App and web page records
======
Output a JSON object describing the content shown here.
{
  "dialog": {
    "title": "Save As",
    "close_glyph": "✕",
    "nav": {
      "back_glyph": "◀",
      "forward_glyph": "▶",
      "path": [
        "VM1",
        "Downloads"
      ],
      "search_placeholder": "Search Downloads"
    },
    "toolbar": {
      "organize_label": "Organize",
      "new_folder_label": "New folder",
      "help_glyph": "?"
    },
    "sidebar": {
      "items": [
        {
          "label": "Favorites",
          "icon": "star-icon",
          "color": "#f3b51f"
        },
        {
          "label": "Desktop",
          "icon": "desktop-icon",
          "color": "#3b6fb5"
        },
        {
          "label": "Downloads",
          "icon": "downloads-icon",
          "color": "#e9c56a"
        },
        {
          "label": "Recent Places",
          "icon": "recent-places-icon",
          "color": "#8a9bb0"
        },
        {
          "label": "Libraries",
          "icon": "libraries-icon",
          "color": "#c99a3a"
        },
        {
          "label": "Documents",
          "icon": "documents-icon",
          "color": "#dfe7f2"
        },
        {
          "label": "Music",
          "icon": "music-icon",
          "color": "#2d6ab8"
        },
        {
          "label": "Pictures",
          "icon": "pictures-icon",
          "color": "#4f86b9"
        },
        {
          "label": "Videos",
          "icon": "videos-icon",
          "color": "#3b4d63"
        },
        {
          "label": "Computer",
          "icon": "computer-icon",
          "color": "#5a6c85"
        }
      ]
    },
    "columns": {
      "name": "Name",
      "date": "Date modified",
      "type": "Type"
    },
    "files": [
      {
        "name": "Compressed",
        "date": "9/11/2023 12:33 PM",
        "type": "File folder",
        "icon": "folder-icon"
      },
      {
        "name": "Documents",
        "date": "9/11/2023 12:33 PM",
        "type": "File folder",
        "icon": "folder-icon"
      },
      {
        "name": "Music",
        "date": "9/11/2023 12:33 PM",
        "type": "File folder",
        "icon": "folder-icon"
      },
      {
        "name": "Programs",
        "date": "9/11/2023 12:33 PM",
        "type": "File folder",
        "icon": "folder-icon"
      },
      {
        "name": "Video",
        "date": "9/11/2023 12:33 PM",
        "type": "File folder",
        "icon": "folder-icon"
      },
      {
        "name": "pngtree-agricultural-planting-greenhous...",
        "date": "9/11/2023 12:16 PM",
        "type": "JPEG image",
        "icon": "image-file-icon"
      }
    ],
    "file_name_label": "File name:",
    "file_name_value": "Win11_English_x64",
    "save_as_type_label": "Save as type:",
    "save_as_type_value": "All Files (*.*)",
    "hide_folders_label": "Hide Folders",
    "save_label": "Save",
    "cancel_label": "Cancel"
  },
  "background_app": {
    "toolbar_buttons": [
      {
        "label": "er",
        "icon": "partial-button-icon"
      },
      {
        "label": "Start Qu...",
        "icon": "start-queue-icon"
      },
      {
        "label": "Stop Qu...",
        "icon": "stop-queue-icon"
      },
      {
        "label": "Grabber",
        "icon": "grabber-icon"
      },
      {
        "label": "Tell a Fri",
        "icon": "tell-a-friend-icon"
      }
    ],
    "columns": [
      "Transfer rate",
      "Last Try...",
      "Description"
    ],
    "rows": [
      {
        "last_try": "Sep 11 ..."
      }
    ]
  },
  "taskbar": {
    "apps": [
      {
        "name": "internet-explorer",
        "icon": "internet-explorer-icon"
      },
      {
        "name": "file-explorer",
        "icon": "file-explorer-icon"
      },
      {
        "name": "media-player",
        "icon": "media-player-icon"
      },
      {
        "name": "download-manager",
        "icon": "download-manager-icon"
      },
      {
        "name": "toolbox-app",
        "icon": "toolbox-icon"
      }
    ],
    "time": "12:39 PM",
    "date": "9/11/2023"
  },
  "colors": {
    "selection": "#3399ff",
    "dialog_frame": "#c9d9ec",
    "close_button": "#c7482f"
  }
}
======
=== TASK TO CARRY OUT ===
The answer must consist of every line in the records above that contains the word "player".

=== SOLUTION BELOW ===
        "name": "media-player",
        "icon": "media-player-icon"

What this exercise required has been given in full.